ESPN 53rd Annual Meeting

ESPN 2021


 
High phosphate intake in mice causes inflammatory kidney injury dominated by macrophages
ISABEL VOGT 1 STEFANIE WALTER 1 TAMAR KAPANADZE 2 JESSICA SCHMITZ 3 JAN HINRICH BRAESEN 3 ROLAND SCHMITT 2 FLORIAN P. LIMBOURG 2 DIETER HAFFNER 1 BEATRICE RICHTER 1 MAREN LEIFHEIT-NESTLER 1

1- DEPARTMENT OF PEDIATRIC KIDNEY, LIVER AND METABOLIC DISEASES, PEDIATRIC RESEARCH CENTER, HANNOVER MEDICAL SCHOOL, HANNOVER, GERMANY
2- DEPARTMENT OF NEPHROLOGY AND HYPERTENSION, HANNOVER MEDICAL SCHOOL, HANNOVER, GERMANY
3- INSTITUTE OF PATHOLOGY, NEPHROPATHOLOGY UNIT, HANNOVER MEDICAL SCHOOL, HANNOVER, GERMANY
 
Introduction:

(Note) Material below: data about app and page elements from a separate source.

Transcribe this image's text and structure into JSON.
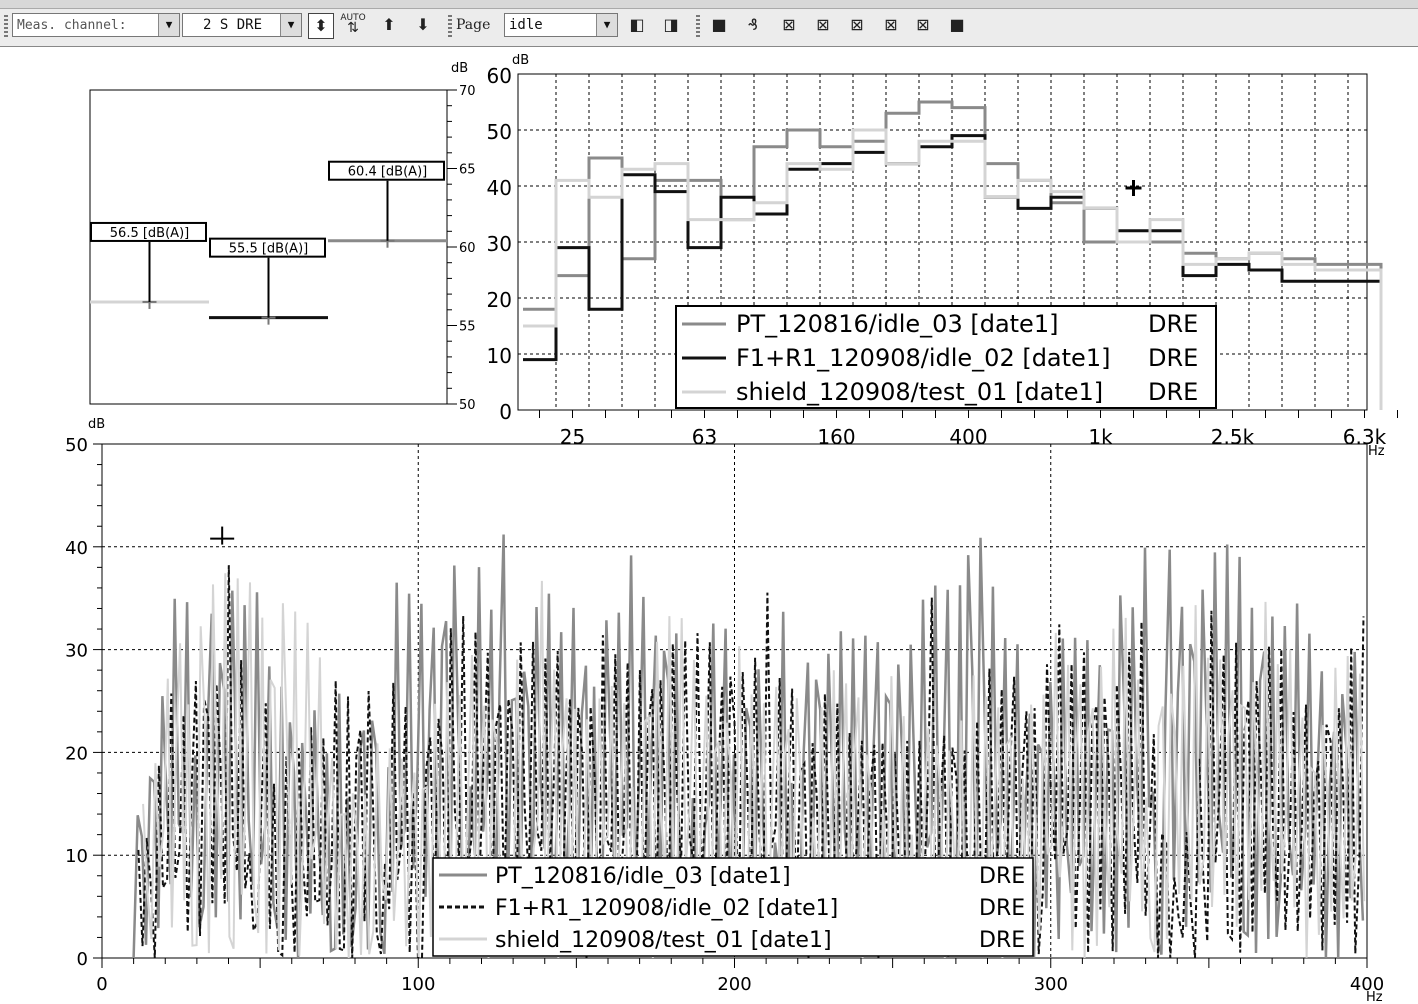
{
  "toolbar": {
    "meas_channel_label": "Meas. channel:",
    "channel_value": "2  S DRE",
    "page_label": "Page",
    "page_value": "idle",
    "auto_label": "AUTO"
  },
  "chart_data": [
    {
      "type": "bar",
      "id": "overall",
      "ylabel": "dB",
      "ylim": [
        50,
        70
      ],
      "yticks": [
        50,
        55,
        60,
        65,
        70
      ],
      "bars": [
        {
          "value": 56.5,
          "label": "56.5  [dB(A)]",
          "color": "#d4d4d4"
        },
        {
          "value": 55.5,
          "label": "55.5  [dB(A)]",
          "color": "#111111"
        },
        {
          "value": 60.4,
          "label": "60.4  [dB(A)]",
          "color": "#8a8a8a"
        }
      ]
    },
    {
      "type": "line",
      "id": "third_octave",
      "ylabel": "dB",
      "ylim": [
        0,
        60
      ],
      "yticks": [
        0,
        10,
        20,
        30,
        40,
        50,
        60
      ],
      "x_tick_labels": [
        "25",
        "63",
        "160",
        "400",
        "1k",
        "2.5k",
        "6.3k"
      ],
      "x_unit": "Hz",
      "bands": [
        "20",
        "25",
        "31.5",
        "40",
        "50",
        "63",
        "80",
        "100",
        "125",
        "160",
        "200",
        "250",
        "315",
        "400",
        "500",
        "630",
        "800",
        "1k",
        "1.25k",
        "1.6k",
        "2k",
        "2.5k",
        "3.15k",
        "4k",
        "5k",
        "6.3k"
      ],
      "grid": true,
      "legend_position": "lower-right",
      "series": [
        {
          "name": "PT_120816/idle_03 [date1]",
          "channel": "DRE",
          "color": "#8a8a8a",
          "values": [
            18,
            24,
            45,
            27,
            41,
            41,
            34,
            47,
            50,
            47,
            48,
            53,
            55,
            54,
            44,
            41,
            37,
            30,
            30,
            30,
            28,
            27,
            28,
            27,
            26,
            26
          ]
        },
        {
          "name": "F1+R1_120908/idle_02 [date1]",
          "channel": "DRE",
          "color": "#111111",
          "values": [
            9,
            29,
            18,
            42,
            39,
            29,
            38,
            35,
            43,
            44,
            46,
            44,
            47,
            49,
            38,
            36,
            38,
            36,
            32,
            32,
            24,
            26,
            25,
            23,
            23,
            23
          ]
        },
        {
          "name": "shield_120908/test_01 [date1]",
          "channel": "DRE",
          "color": "#d4d4d4",
          "values": [
            15,
            41,
            38,
            43,
            44,
            34,
            34,
            37,
            44,
            43,
            50,
            44,
            48,
            48,
            38,
            41,
            39,
            36,
            30,
            34,
            26,
            27,
            28,
            26,
            25,
            25
          ]
        }
      ],
      "cursor": {
        "band": "1.25k",
        "value": 40
      }
    },
    {
      "type": "line",
      "id": "narrowband",
      "ylabel": "dB",
      "ylim": [
        0,
        50
      ],
      "yticks": [
        0,
        10,
        20,
        30,
        40,
        50
      ],
      "xlim": [
        0,
        400
      ],
      "xticks": [
        0,
        100,
        200,
        300,
        400
      ],
      "x_unit": "Hz",
      "grid": true,
      "legend_position": "bottom-center",
      "series": [
        {
          "name": "PT_120816/idle_03  [date1]",
          "channel": "DRE",
          "color": "#8a8a8a",
          "dash": "",
          "envelope": [
            [
              10,
              18
            ],
            [
              25,
              38
            ],
            [
              45,
              40
            ],
            [
              70,
              24
            ],
            [
              95,
              40
            ],
            [
              110,
              45
            ],
            [
              130,
              38
            ],
            [
              150,
              38
            ],
            [
              170,
              40
            ],
            [
              200,
              35
            ],
            [
              230,
              34
            ],
            [
              260,
              36
            ],
            [
              275,
              49
            ],
            [
              290,
              32
            ],
            [
              320,
              34
            ],
            [
              335,
              45
            ],
            [
              350,
              42
            ],
            [
              370,
              40
            ],
            [
              390,
              30
            ],
            [
              400,
              33
            ]
          ],
          "peaks": [
            [
              36,
              44
            ],
            [
              110,
              43
            ],
            [
              127,
              47
            ],
            [
              190,
              42
            ],
            [
              275,
              49
            ],
            [
              323,
              47
            ],
            [
              335,
              46
            ],
            [
              355,
              44
            ]
          ]
        },
        {
          "name": "F1+R1_120908/idle_02  [date1]",
          "channel": "DRE",
          "color": "#111111",
          "dash": "5,3",
          "envelope": [
            [
              10,
              14
            ],
            [
              25,
              30
            ],
            [
              40,
              38
            ],
            [
              60,
              22
            ],
            [
              80,
              32
            ],
            [
              100,
              28
            ],
            [
              120,
              36
            ],
            [
              150,
              33
            ],
            [
              180,
              33
            ],
            [
              200,
              34
            ],
            [
              230,
              28
            ],
            [
              260,
              25
            ],
            [
              280,
              30
            ],
            [
              300,
              33
            ],
            [
              330,
              34
            ],
            [
              340,
              12
            ],
            [
              360,
              36
            ],
            [
              380,
              28
            ],
            [
              400,
              36
            ]
          ],
          "peaks": [
            [
              39,
              42
            ],
            [
              48,
              39
            ],
            [
              87,
              37
            ],
            [
              112,
              39
            ],
            [
              150,
              36
            ],
            [
              211,
              39
            ],
            [
              262,
              38
            ],
            [
              353,
              39
            ]
          ]
        },
        {
          "name": "shield_120908/test_01  [date1]",
          "channel": "DRE",
          "color": "#d4d4d4",
          "dash": "",
          "envelope": [
            [
              10,
              12
            ],
            [
              25,
              40
            ],
            [
              40,
              42
            ],
            [
              60,
              38
            ],
            [
              80,
              22
            ],
            [
              100,
              26
            ],
            [
              130,
              35
            ],
            [
              150,
              30
            ],
            [
              180,
              35
            ],
            [
              210,
              30
            ],
            [
              240,
              30
            ],
            [
              270,
              27
            ],
            [
              300,
              32
            ],
            [
              330,
              34
            ],
            [
              360,
              36
            ],
            [
              390,
              30
            ],
            [
              400,
              34
            ]
          ],
          "peaks": [
            [
              27,
              41
            ],
            [
              47,
              39
            ],
            [
              55,
              42
            ],
            [
              137,
              43
            ],
            [
              148,
              35
            ],
            [
              200,
              34
            ],
            [
              320,
              35
            ],
            [
              367,
              38
            ]
          ]
        }
      ],
      "cursor": {
        "x": 38,
        "value": 40.8
      }
    }
  ]
}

Dietary phosphate intake greatly exceeds the recommended daily allowance in the Western population. Epidemiologic studies link elevated phosphate levels with an increased cardiovascular and all-cause mortality, but the direct renal effects of chronic high dietary phosphate intake are still under investigation.

Material and methods:

Male C57BL/6 mice were fed with a 2 % high phosphate diet (HPD) or a 0.8 % normal phosphate diet (NPD) for up to six months. Blood, urine and kidneys were collected to investigate phosphate metabolism and kidney function, tissue alterations and inflammation. In vitro, we distinguish whether renal toxicity was directly mediated by phosphate or its phosphaturic hormone fibroblast growth factor (FGF) 23 in murine proximal tubule cells (mPTs).

Results:

Feeding a HPD increased plasma intact FGF23 levels, phosphaturia, plasma creatinine and albuminuria compared to NPD. The HPD induced proximal tubular injury characterized by loss of proximal tubular cell polarity, flattened epithelia, lack of brush border membranes, increased proliferation, mononuclear interstitial infiltration and finally fibrosis. HPD-fed mice showed renal upregulation of tubular injury marker Kim-1 and Ngal compared to NPD mice. Immunofluorescent staining revealed KIM-1 localization to damaged proximal tubules accompanied by enhanced Ki-67+ tubular nuclei, suggesting increased proliferation. F4/80+ macrophages were localized around tubular lesions and dominated the inflammatory response to the HPD. Accumulation of macrophages was accompanied by increased renal expression of chemotaxis and growth factors for monocytes and macrophages Mcp-1, M-csf and Il34 in HPD mice. In mPTs, high phosphate and FGF23 enhanced proliferation and stimulated the expression of Kim-1 and Mcp-1.

Conclusions:

Chronic oral phosphate loading in mice impaires kidney function and causes a robust inflammatory response dominated by macrophages that is associated with proximal tubular injury and interstitial fibrosis. Our in vitro data indicate that high phosphate and FGF23 may contribute to an inflammatory driven kidney injury in phosphate loaded mice.